• [Input]

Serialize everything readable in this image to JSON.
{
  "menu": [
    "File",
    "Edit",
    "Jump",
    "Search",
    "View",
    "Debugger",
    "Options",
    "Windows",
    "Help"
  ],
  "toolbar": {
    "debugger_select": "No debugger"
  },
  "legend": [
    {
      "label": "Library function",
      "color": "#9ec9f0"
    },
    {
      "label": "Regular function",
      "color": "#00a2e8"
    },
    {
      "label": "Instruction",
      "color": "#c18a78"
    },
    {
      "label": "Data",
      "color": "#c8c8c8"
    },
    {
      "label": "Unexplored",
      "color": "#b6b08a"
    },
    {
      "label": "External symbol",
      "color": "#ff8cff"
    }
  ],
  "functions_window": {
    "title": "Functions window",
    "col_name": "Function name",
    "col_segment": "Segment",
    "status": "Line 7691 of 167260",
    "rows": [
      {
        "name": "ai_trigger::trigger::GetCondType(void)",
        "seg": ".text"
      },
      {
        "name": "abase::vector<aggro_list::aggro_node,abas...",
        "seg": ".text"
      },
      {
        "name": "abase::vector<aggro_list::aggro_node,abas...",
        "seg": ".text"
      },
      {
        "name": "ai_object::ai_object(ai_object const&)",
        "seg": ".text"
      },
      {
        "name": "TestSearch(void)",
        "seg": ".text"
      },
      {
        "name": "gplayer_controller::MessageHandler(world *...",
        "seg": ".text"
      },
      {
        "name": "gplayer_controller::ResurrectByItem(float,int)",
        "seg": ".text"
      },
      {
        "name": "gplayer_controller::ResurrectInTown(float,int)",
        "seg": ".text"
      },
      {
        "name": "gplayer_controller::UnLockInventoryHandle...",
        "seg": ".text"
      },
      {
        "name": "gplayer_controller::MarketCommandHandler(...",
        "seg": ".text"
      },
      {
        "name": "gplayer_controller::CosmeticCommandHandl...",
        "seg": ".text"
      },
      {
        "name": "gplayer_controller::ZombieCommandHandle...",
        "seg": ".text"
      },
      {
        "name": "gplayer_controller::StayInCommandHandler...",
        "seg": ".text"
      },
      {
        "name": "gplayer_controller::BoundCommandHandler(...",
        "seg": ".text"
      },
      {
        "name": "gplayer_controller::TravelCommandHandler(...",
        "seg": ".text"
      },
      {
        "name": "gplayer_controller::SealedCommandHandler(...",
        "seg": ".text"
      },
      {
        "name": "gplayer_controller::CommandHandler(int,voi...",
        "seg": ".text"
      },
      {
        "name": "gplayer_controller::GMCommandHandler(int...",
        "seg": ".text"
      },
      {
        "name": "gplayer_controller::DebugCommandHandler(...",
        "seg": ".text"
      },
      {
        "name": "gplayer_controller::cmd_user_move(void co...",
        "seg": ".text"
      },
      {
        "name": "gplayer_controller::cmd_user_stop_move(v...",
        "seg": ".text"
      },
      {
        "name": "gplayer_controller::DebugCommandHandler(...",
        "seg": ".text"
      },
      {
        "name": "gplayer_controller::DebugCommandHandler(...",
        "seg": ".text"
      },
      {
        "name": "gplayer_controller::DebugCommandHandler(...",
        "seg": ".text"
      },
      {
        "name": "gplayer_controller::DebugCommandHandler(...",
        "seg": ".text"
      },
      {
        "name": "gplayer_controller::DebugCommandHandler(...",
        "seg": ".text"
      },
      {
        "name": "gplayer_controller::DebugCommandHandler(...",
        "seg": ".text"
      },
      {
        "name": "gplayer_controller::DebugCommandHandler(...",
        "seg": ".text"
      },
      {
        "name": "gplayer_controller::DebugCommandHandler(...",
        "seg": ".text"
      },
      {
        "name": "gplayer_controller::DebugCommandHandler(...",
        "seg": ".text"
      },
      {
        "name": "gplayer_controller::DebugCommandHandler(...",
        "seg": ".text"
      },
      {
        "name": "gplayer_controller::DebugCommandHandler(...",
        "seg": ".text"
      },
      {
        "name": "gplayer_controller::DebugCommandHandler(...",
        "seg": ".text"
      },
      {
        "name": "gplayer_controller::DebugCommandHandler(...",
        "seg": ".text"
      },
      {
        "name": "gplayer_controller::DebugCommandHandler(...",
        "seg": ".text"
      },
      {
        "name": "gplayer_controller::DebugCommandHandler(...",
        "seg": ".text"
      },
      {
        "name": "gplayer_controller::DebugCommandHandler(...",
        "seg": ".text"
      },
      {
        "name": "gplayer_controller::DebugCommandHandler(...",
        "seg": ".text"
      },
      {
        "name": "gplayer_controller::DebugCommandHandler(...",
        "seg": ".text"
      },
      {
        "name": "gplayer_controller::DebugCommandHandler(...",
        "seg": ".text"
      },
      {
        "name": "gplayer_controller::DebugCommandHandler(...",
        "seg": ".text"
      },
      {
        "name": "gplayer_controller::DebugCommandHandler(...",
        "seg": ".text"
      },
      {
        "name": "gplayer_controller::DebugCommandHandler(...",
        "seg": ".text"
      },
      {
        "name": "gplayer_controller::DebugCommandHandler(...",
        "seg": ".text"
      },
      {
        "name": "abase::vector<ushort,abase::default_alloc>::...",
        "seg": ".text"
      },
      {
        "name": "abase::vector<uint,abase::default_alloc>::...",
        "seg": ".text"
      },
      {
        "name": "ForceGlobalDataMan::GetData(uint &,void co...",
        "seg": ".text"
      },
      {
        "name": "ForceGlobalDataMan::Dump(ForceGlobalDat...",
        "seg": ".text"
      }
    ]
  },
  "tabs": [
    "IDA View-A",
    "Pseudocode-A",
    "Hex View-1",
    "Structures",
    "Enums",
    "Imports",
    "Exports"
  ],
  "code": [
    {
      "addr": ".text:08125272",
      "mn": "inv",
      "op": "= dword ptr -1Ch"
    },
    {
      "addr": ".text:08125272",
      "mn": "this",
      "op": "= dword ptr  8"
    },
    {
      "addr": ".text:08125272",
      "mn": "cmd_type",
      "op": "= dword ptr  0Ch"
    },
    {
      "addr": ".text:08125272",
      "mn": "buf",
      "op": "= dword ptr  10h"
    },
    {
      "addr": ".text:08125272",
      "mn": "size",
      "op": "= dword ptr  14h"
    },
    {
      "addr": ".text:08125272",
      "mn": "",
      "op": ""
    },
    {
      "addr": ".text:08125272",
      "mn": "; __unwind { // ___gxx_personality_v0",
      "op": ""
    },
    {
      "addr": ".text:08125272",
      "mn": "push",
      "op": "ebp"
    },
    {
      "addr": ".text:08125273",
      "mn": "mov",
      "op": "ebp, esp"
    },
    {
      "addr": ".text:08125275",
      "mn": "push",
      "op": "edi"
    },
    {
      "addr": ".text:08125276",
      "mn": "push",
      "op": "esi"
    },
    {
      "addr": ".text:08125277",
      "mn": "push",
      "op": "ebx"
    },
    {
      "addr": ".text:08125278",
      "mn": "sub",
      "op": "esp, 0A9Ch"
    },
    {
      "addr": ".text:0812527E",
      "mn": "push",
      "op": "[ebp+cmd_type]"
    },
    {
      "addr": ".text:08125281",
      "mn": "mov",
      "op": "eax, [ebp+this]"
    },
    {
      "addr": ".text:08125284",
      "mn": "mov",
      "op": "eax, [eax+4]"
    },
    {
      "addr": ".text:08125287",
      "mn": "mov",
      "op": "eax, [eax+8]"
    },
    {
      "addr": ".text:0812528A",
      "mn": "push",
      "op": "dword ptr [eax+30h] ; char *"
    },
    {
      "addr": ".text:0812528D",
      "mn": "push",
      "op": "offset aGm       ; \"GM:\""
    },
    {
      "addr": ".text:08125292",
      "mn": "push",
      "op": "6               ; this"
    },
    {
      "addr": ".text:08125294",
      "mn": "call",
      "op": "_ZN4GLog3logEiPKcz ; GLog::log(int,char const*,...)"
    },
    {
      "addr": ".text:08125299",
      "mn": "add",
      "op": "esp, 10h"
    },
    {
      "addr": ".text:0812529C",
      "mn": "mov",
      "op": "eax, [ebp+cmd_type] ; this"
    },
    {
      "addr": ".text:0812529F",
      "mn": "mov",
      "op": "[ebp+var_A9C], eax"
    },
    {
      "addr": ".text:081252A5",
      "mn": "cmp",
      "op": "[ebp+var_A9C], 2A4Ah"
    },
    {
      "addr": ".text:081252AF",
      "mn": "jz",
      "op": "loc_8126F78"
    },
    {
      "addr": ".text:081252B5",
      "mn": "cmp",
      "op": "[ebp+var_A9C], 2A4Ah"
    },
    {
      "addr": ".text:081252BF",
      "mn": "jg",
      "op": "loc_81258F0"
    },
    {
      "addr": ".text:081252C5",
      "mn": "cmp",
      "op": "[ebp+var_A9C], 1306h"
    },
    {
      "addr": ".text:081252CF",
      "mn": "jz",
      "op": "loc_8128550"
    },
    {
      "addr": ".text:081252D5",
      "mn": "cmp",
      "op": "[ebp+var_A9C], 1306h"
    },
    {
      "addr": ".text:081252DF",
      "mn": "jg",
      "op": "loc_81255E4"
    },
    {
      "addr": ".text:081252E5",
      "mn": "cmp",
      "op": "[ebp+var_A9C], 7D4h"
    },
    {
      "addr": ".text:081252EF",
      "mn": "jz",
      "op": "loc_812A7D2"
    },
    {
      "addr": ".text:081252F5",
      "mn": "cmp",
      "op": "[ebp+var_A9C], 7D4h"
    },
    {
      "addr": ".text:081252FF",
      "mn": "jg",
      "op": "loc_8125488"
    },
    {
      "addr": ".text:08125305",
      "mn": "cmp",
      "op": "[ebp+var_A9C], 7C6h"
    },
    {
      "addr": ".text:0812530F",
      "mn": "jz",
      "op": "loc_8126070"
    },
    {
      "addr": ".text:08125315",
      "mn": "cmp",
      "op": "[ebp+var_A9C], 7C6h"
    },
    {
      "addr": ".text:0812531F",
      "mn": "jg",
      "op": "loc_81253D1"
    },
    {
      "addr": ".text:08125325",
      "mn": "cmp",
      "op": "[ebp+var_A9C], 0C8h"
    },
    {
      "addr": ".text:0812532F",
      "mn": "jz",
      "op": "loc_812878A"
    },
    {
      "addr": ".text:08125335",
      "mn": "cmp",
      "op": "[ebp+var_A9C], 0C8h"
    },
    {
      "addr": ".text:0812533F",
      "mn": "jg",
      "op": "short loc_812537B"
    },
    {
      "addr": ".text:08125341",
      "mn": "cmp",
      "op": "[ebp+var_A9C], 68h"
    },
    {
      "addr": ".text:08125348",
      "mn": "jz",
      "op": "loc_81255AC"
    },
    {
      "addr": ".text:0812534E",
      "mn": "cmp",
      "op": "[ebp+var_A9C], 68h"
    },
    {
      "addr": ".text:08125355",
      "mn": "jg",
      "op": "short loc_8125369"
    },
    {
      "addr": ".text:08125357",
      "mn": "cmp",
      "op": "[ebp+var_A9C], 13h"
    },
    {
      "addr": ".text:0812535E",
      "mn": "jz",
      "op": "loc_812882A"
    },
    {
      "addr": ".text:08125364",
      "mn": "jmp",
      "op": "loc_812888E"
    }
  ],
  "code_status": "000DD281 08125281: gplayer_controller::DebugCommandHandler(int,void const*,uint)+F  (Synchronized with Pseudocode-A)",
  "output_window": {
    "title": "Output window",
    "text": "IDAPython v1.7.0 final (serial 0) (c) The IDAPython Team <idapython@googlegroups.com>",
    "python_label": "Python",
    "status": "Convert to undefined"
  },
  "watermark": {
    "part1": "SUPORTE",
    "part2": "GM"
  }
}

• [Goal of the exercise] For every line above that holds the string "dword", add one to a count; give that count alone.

• [Completed exercise] 6